The job search strategy which led to this job was mostly internet based, looking at sites like New Scientist and Jobs.ac.uk, but I was actually told about the vacancy at the RSC by a friend who sent me the advert – networking again.
Why do you think you got the job?
I didn’t have much relevant work experience, but I had credibility because there was a lot of evidence of my interest in science promotion from the voluntary activities I had been involved in. I feel very strongly about promoting and developing the value of science which came across at interview along with my passion for chemistry!
I was also lucky that the RSC saw my potential. Now I am in the job I realise how little I actually knew about what it involves, but I was very enthusiastic and confident that this was the right role for me.
Do you think a PhD has had a positive impact on your career?
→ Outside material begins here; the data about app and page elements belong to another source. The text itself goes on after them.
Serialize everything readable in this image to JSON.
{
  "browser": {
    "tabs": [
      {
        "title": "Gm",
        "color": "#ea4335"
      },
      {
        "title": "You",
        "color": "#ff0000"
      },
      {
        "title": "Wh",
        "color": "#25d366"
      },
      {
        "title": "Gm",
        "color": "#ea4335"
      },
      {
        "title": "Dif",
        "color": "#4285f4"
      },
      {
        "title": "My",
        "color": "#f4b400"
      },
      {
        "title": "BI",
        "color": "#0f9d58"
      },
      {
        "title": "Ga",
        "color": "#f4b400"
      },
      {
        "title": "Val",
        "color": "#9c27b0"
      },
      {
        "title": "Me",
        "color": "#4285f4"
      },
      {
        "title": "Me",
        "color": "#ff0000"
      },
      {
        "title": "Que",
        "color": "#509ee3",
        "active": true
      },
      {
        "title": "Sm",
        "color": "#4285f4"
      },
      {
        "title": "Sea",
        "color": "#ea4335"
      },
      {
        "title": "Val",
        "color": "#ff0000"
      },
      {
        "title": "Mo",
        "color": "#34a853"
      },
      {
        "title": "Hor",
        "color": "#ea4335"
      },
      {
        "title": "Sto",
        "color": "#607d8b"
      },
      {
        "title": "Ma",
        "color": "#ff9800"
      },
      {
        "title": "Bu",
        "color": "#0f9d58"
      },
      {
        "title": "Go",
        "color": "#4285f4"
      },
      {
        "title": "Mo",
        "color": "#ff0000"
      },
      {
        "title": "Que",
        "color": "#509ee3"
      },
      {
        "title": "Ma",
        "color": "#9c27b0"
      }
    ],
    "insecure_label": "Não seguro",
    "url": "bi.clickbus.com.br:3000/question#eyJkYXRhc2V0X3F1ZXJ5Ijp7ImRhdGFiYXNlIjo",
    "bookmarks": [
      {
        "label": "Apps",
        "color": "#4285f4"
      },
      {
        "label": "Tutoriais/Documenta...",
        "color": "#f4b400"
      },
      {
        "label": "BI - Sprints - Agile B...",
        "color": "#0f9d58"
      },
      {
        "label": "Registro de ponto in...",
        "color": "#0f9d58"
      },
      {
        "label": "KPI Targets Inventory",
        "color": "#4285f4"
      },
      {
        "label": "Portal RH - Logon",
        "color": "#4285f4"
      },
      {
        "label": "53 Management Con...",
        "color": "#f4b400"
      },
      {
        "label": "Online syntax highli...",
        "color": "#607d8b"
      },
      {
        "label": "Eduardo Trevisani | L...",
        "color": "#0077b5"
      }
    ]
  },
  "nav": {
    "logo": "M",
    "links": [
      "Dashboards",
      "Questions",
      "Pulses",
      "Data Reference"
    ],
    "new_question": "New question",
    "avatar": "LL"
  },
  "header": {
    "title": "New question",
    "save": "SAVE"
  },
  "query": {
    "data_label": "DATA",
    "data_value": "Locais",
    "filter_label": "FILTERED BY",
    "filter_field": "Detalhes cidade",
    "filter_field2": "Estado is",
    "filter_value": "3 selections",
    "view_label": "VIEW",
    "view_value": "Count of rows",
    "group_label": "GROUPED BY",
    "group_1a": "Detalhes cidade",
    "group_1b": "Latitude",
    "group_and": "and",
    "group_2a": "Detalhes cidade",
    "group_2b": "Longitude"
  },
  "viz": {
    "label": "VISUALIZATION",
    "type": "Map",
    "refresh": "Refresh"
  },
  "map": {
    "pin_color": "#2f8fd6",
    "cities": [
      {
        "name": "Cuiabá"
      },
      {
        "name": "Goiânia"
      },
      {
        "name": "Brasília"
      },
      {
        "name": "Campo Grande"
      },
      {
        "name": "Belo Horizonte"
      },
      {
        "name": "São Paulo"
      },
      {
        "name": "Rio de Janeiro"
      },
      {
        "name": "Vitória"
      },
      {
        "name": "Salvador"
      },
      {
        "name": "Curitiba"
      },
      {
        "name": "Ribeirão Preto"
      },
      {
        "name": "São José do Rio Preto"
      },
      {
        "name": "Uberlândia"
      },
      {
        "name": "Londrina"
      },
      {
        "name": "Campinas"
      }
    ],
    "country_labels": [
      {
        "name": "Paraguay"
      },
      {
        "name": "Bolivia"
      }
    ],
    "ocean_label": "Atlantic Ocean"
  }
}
Definitely, on a personal level - doing a PhD really boosted my confidence and gave me an opportunity to develop the skills I needed to get this job and to do it well. Many of these came from the generic skills training that I received, particularly in things like presentation skills. I also went on a GRADschool which taught me about team work in a real way – not just theories, but observing and participating in teams and realising how to make them work effectively.
It is hard to say whether the PhD will have a long-term impact on the rate of my progression as I’m near the start of my career, but I know it was the right thing to do because of the self-belief it has given me.
What advice do you have for PhD students to boost their employability?
Go on a GRADschool – they are free to Research Council funded students and the RSC also funds a number of places for its student members. It helped me become aware of my skills and weaknesses, gave me access to incredibly supportive and helpful people, gave me an opportunity to meet other students and made me realise I could work productively to short timescales and whilst under pressure. I came back from my course really motivated and with a real “can do” attitude to the rest of my PhD (and beyond).
The RSC has developed resources provided to help with Personal Development Planning (PDP), such as the Postgraduate Skills Record. This should help students to reflect upon their experiences and plan their skills development. A completed PDP transcript can be really useful when completing application forms and writing CVs and can be used as evidence of skills and achievements when applying for membership of a professional body.
If you are interested in science promotion or science policy then you need to show willing and get involved, usually in an unpaid capacity, in science or education promotion in your own institution or through your professional body. The Researchers in Residence Scheme is an excellent way to do this. I know that many PhD students feel they don’t have time for extra-curricula activities, but if you are planning to start a career in these areas you need to make the time. It pays dividends as you are building up experience which WILL help you get your first job.
A PhD alone isn’t enough – you have to have skills on top of your knowledge in order to have an impact in a job, particularly in industry where you are often working in interdisciplinary teams. Doing a PhD brings with it many other opportunities – it is what you do with these and how you develop your skills and confidence that will impress employers.